Ohio law prohibits the possession, manufacture, sale, and advertising of counterfeit controlled substances. Although the substance may be counterfeit, the penalties for violating this law are real.
Q: What is a counterfeit controlled substance?
A: A controlled substance is generally any one of a number of drugs or substances (such as narcotics, stimulants, depressants, hallucinogens and marijuana) that are either illegal or strictly regulated. A counterfeit controlled substance is any substance other than a controlled substance that a reasonable person would believe to be a controlled substance because of its similarity in shape, size, and color, or its markings, labeling, packaging, distribution or the price for which it is sold or offered for sale.
Q: What does the law say about counterfeit controlled substances?
A: The law prohibits various acts related to counterfeit controlled substances, including making, selling, or offering to sell counterfeit controlled substances.
Q: What does it mean to “possess” a counterfeit controlled substance?
A: Possession can be either actual, physical possession or “constructive” possession. For example, if you are pulled over and a counterfeit controlled substance is found in your pocket, you are in actual possession of the substance. If, however, you are pulled over, a counterfeit controlled substance is found under the driver’s seat of your car, and there are no passengers in the car, you may be in “constructive possession” of the substance. Constructive possession exists if you are aware of the presence of the substance and you are able to choose and control whether or not it is near you.
Q: Might I be found in constructive possession if I’m just a passenger in the car, and the driver has the substance in her pocket?
A: In such a case, you probably would not be considered to have control of the substance. Similarly, you probably would not be found in constructive possession if you are a guest in someone’s house and the substance is in the resident’s bedroom (even if you are aware it is there).
Q: The law seems vague; is it constitutional?
A: Yes. Appellate courts have found that the law is not vague, since it gives a reasonable person fair notice of what conduct is prohibited.
Q: Can I go to jail for violating this law?
A: Yes. For possessing counterfeit controlled substances, you could go to jail for up to six months. For making, selling, or advertising a counterfeit controlled substance, you could go to prison for up to one year, and if you make, sell or advertise the substance within the vicinity of a juvenile or a school, you could go to prison for up to 18 months.
Q: Can a conviction affect my driver’s license?
A: Yes. In addition to the other penalties described above, a person convicted of violating this law will have his or her driver’s license suspended for at least six months and up to five years.
Q: I have a professional license.
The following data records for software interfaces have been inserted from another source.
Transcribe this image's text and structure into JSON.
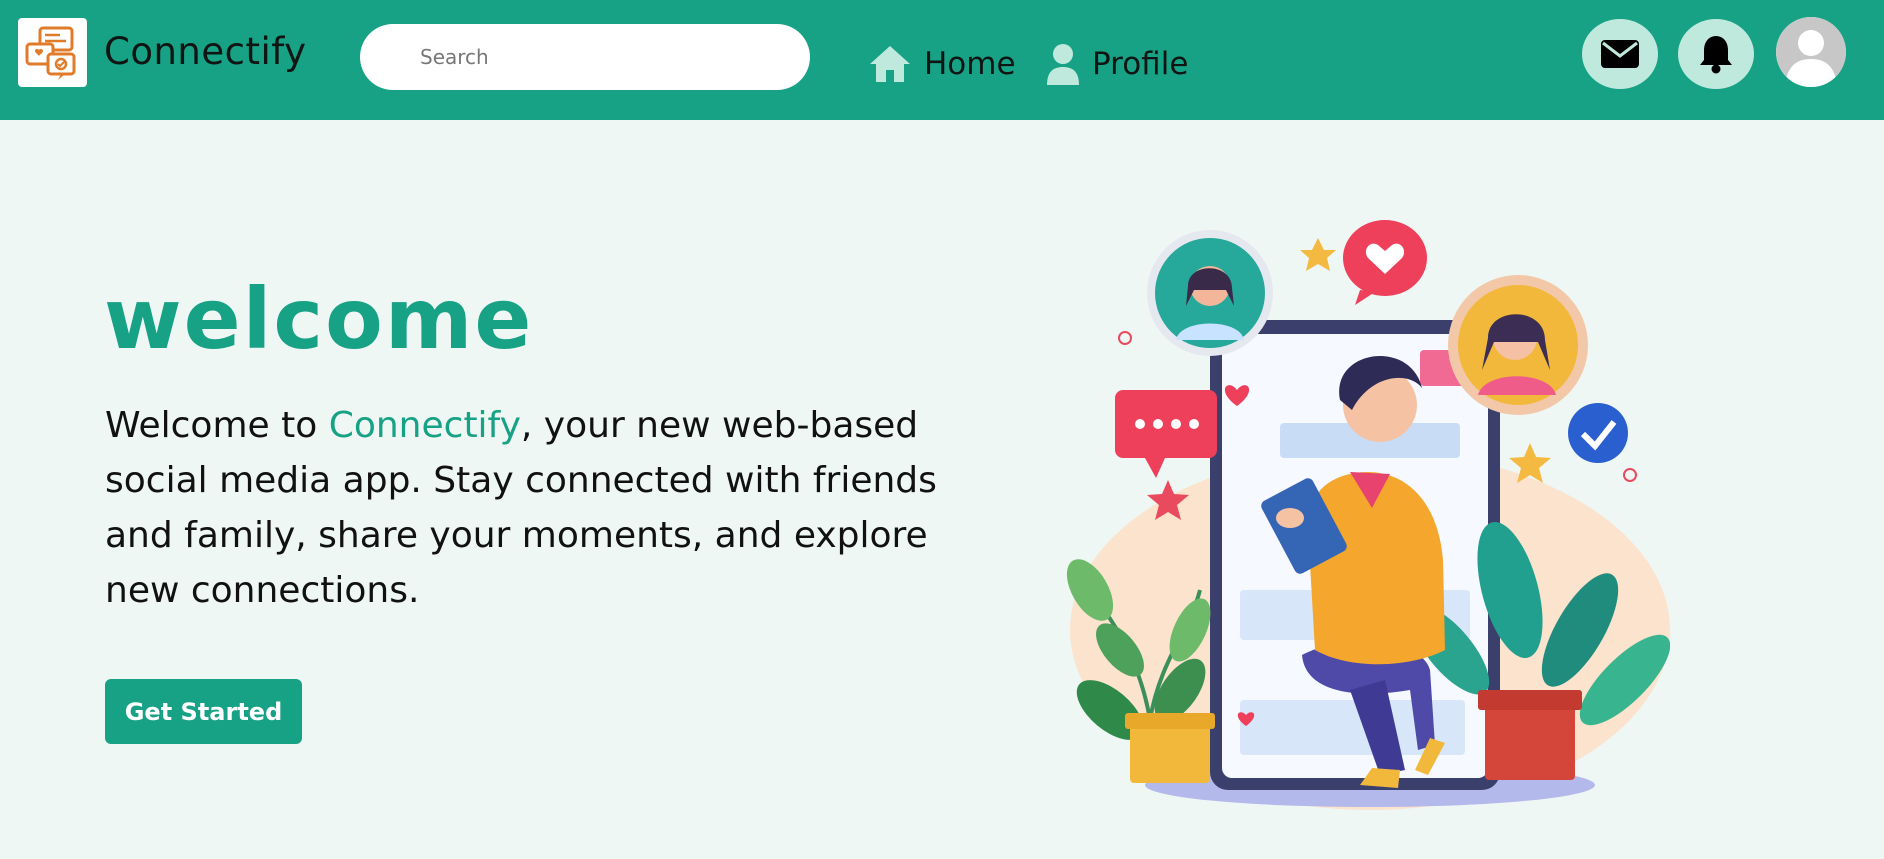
{
  "app": {
    "title": "Connectify"
  },
  "header": {
    "search_placeholder": "Search",
    "nav": [
      {
        "label": "Home",
        "icon": "home-icon"
      },
      {
        "label": "Profile",
        "icon": "user-icon"
      }
    ],
    "actions": [
      {
        "name": "messages",
        "icon": "envelope-icon"
      },
      {
        "name": "notifications",
        "icon": "bell-icon"
      }
    ],
    "avatar_icon": "user-avatar-icon"
  },
  "hero": {
    "heading": "welcome",
    "text_before": "Welcome to ",
    "text_accent": "Connectify",
    "text_after": ", your new web-based social media app. Stay connected with friends and family, share your moments, and explore new connections.",
    "cta_label": "Get Started"
  },
  "colors": {
    "brand": "#17a185",
    "page_bg": "#eef7f4",
    "nav_circle": "#bfe9dc"
  }
}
Can my professional license be affected if I’m convicted of violating this law?
A: Yes. If you have a professional license (if, for example, you are a doctor, a lawyer, a pharmacist, a teacher, etc.), and you are convicted of violating this law, the court must transmit a certified copy of the conviction to the licensing board or agency that has the authority to suspend or revoke your professional license.
This “Law You Can Use” column was provided by the Ohio State Bar Association. It was prepared by Columbus-area attorney Shawn Dominy.